Founding Father Benjamin Franklin didn’t propose the Wild Turkey over the Bald Eagle as the official symbol on the Great Seal of the newly formed United States of America as is commonly thought. He did, however, according to the Franklin Institute, write in a letter to his daughter that he thought the eagle on the seal looked more like a turkey. He stated that he saw the bald eagle as a “Bird of bad moral Character and one that does not get his Living honestly” whereas the turkey was “a much more respectable Bird, and withal a true original Native of America…He is besides, though a little vain & silly, a Bird of Courage.” Thus, a myth was born.
I can see how Franklin might have favored the wild turkey after photographing an agitated tom last week in Custer State Park in South Dakota. But it has nothing to do with the moral character of the turkey over the eagle. It’s the tom’s ability to display our nation’s official red, white, and blue colors. This tom, suspecting another male was in the area when his hen was nearby, was agitated and raced back and forth across the prairie grasses, searching for his competitor.

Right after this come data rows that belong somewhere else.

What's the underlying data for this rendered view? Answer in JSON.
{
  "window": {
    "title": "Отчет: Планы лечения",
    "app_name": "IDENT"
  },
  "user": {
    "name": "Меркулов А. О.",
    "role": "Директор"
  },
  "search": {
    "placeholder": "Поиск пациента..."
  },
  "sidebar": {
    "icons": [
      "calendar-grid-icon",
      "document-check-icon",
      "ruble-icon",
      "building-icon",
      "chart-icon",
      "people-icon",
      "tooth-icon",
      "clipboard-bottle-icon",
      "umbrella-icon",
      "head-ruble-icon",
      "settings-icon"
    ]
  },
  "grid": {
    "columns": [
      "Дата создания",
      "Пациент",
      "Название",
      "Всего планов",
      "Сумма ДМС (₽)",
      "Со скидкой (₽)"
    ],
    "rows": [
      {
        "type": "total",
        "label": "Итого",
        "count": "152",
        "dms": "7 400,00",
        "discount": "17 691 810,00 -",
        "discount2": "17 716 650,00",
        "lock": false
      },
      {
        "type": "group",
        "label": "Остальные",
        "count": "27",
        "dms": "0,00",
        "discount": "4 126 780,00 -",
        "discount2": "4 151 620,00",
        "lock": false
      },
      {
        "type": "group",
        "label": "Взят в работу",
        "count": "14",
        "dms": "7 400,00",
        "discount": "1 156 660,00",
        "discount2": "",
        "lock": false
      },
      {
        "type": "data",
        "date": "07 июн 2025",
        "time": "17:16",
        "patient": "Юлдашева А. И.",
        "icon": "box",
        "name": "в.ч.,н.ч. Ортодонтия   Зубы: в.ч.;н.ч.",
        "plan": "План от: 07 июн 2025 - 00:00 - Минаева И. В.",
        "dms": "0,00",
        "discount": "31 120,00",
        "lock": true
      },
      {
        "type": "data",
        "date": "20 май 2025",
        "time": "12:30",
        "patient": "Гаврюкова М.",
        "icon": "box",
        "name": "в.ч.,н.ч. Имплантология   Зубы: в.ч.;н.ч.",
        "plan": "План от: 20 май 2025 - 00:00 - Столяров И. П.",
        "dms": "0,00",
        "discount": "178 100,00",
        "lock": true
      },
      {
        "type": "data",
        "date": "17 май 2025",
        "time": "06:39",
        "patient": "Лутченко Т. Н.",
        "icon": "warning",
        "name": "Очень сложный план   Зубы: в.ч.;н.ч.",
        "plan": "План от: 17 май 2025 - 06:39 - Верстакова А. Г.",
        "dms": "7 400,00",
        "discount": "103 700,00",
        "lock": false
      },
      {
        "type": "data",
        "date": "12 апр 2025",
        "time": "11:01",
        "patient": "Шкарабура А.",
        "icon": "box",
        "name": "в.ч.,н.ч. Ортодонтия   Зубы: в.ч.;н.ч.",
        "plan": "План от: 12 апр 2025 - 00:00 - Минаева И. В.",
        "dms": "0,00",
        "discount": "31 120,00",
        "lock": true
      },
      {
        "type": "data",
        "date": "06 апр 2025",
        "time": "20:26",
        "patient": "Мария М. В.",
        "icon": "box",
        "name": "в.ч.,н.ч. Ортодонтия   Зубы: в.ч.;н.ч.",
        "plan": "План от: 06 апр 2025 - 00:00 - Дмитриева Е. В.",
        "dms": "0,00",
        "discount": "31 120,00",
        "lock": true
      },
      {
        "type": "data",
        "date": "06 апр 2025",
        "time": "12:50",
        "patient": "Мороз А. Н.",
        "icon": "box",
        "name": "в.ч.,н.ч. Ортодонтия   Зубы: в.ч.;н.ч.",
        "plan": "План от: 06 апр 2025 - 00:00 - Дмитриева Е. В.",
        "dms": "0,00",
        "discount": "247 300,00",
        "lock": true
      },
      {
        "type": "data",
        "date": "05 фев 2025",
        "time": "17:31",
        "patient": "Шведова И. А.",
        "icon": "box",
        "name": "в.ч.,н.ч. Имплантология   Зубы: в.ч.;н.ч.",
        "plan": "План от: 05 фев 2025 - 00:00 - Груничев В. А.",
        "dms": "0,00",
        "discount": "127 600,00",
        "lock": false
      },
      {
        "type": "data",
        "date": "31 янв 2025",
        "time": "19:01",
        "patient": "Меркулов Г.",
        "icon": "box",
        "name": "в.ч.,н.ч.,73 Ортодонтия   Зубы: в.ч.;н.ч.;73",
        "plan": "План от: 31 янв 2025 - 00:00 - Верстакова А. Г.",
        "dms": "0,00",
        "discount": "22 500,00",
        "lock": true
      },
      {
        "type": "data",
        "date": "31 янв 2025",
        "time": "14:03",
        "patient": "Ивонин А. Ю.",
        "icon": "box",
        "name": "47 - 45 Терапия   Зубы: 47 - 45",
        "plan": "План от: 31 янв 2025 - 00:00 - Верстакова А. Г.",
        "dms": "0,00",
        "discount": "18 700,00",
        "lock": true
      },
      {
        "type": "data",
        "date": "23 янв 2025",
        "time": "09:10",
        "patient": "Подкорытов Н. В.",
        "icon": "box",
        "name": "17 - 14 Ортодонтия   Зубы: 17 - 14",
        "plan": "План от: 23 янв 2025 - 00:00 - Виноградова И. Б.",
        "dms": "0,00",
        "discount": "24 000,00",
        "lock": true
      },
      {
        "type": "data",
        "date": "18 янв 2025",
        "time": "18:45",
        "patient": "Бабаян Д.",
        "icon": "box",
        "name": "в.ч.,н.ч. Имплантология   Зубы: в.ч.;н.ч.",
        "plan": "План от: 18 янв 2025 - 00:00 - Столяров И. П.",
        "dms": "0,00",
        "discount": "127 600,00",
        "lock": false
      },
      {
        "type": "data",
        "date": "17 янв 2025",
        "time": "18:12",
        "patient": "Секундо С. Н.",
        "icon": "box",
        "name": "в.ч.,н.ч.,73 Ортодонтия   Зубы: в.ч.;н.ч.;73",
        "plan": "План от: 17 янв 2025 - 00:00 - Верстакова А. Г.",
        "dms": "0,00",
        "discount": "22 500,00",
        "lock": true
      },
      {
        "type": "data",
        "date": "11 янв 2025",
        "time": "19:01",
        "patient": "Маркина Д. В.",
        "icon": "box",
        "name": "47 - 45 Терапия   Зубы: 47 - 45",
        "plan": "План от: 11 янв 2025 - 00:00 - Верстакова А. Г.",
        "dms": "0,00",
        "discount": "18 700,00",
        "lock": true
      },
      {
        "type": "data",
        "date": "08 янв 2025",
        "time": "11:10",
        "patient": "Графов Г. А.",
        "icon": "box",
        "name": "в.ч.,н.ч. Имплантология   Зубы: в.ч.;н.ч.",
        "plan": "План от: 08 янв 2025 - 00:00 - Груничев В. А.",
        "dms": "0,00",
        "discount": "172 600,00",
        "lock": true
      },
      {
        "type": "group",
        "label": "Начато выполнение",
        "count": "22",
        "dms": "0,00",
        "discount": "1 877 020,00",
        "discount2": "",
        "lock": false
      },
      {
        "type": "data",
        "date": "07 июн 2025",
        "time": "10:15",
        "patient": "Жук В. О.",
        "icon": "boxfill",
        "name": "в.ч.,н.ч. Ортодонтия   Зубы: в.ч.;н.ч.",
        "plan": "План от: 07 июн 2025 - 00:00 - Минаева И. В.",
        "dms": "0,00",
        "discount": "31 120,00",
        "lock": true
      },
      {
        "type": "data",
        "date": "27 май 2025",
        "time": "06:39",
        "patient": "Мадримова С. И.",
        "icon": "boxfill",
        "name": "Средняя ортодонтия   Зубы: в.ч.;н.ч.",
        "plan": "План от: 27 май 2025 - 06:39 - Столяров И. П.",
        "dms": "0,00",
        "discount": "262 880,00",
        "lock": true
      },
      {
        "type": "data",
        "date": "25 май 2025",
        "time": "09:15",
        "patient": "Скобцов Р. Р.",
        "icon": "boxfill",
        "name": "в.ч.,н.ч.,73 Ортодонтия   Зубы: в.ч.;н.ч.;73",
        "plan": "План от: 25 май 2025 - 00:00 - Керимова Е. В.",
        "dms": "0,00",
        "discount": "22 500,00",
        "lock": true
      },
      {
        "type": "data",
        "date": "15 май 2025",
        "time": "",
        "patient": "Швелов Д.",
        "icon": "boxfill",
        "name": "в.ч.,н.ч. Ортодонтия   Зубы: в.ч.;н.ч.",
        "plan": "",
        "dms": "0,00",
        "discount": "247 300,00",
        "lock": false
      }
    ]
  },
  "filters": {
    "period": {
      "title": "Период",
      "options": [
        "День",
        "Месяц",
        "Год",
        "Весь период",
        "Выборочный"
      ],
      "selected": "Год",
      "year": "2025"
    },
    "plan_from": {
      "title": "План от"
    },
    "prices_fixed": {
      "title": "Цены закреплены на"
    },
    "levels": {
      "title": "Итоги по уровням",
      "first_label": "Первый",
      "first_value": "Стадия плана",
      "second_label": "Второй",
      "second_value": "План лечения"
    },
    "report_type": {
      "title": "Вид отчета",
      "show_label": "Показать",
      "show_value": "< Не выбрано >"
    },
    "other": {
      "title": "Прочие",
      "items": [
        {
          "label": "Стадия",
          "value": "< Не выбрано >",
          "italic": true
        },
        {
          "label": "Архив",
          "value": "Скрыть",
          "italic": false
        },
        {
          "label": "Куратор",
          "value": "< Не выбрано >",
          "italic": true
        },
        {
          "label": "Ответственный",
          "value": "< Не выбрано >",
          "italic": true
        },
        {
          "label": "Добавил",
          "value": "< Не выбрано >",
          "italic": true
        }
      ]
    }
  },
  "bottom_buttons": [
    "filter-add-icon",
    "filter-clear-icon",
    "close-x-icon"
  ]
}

These six photographs show the color changes as the state of his agitation increased, then waned again. First, he fanned his tail feathers while the colors on his wattle and head changed. His wattle turned from brilliant red to a silvery white while the blue in his head intensified.
I took these shots from the vehicle using my Nikon D5 with the 300mm PF f/4 with 1.4 Teleconverter.
First, Mr. Tom is minding his own business trying to impress a hen nearby.
Mr. Tom hears the gobble of another turkey. Competition. His feathers rouse.
Within a few minutes, Mr. Tom has crossed the road in search of his nemesis, agitated and turning bluer in the face while his red wattle pales to a silvery white.
He heads off in search of the competition.
Back across the road, Mr. Tom climbs a small knoll then heads down the other side, still unable to find the the other male.
Finally convinced he has no competition, he calms down and the skin on his head and wattle return to their normal colors. Having had the courage to seek his rival, he can once again display his feathers for the hen, and return to his vain and silly self.